• _Dataset records_:
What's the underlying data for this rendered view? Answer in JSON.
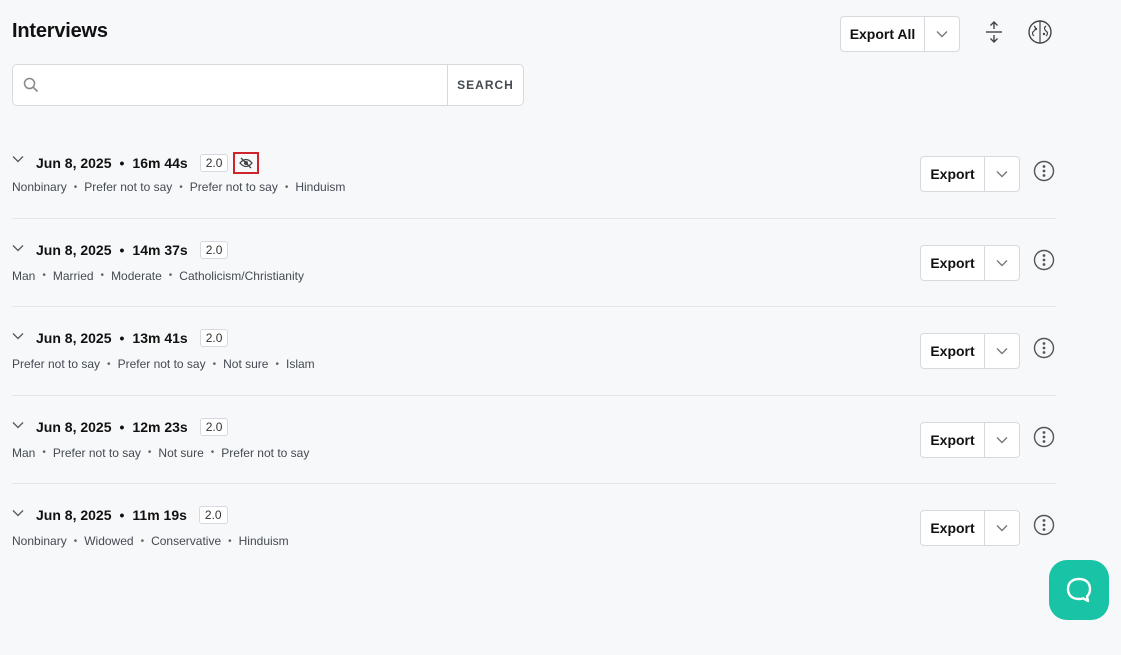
{
  "header": {
    "title": "Interviews",
    "export_all_label": "Export All",
    "icons": {
      "expand": "expand-collapse-icon",
      "ai": "brain-icon"
    }
  },
  "search": {
    "value": "",
    "placeholder": "",
    "button_label": "SEARCH"
  },
  "interviews": [
    {
      "date": "Jun 8, 2025",
      "duration": "16m 44s",
      "version": "2.0",
      "hidden": true,
      "attributes": [
        "Nonbinary",
        "Prefer not to say",
        "Prefer not to say",
        "Hinduism"
      ],
      "export_label": "Export"
    },
    {
      "date": "Jun 8, 2025",
      "duration": "14m 37s",
      "version": "2.0",
      "hidden": false,
      "attributes": [
        "Man",
        "Married",
        "Moderate",
        "Catholicism/Christianity"
      ],
      "export_label": "Export"
    },
    {
      "date": "Jun 8, 2025",
      "duration": "13m 41s",
      "version": "2.0",
      "hidden": false,
      "attributes": [
        "Prefer not to say",
        "Prefer not to say",
        "Not sure",
        "Islam"
      ],
      "export_label": "Export"
    },
    {
      "date": "Jun 8, 2025",
      "duration": "12m 23s",
      "version": "2.0",
      "hidden": false,
      "attributes": [
        "Man",
        "Prefer not to say",
        "Not sure",
        "Prefer not to say"
      ],
      "export_label": "Export"
    },
    {
      "date": "Jun 8, 2025",
      "duration": "11m 19s",
      "version": "2.0",
      "hidden": false,
      "attributes": [
        "Nonbinary",
        "Widowed",
        "Conservative",
        "Hinduism"
      ],
      "export_label": "Export"
    }
  ],
  "colors": {
    "accent": "#19c3a6",
    "highlight_border": "#d0232b",
    "background": "#f7f8fa"
  }
}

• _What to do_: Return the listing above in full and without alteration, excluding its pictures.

• _Task output_:
What's the underlying data for this rendered view? Answer in JSON.
{
  "header": {
    "title": "Interviews",
    "export_all_label": "Export All",
    "icons": {
      "expand": "expand-collapse-icon",
      "ai": "brain-icon"
    }
  },
  "search": {
    "value": "",
    "placeholder": "",
    "button_label": "SEARCH"
  },
  "interviews": [
    {
      "date": "Jun 8, 2025",
      "duration": "16m 44s",
      "version": "2.0",
      "hidden": true,
      "attributes": [
        "Nonbinary",
        "Prefer not to say",
        "Prefer not to say",
        "Hinduism"
      ],
      "export_label": "Export"
    },
    {
      "date": "Jun 8, 2025",
      "duration": "14m 37s",
      "version": "2.0",
      "hidden": false,
      "attributes": [
        "Man",
        "Married",
        "Moderate",
        "Catholicism/Christianity"
      ],
      "export_label": "Export"
    },
    {
      "date": "Jun 8, 2025",
      "duration": "13m 41s",
      "version": "2.0",
      "hidden": false,
      "attributes": [
        "Prefer not to say",
        "Prefer not to say",
        "Not sure",
        "Islam"
      ],
      "export_label": "Export"
    },
    {
      "date": "Jun 8, 2025",
      "duration": "12m 23s",
      "version": "2.0",
      "hidden": false,
      "attributes": [
        "Man",
        "Prefer not to say",
        "Not sure",
        "Prefer not to say"
      ],
      "export_label": "Export"
    },
    {
      "date": "Jun 8, 2025",
      "duration": "11m 19s",
      "version": "2.0",
      "hidden": false,
      "attributes": [
        "Nonbinary",
        "Widowed",
        "Conservative",
        "Hinduism"
      ],
      "export_label": "Export"
    }
  ],
  "colors": {
    "accent": "#19c3a6",
    "highlight_border": "#d0232b",
    "background": "#f7f8fa"
  }
}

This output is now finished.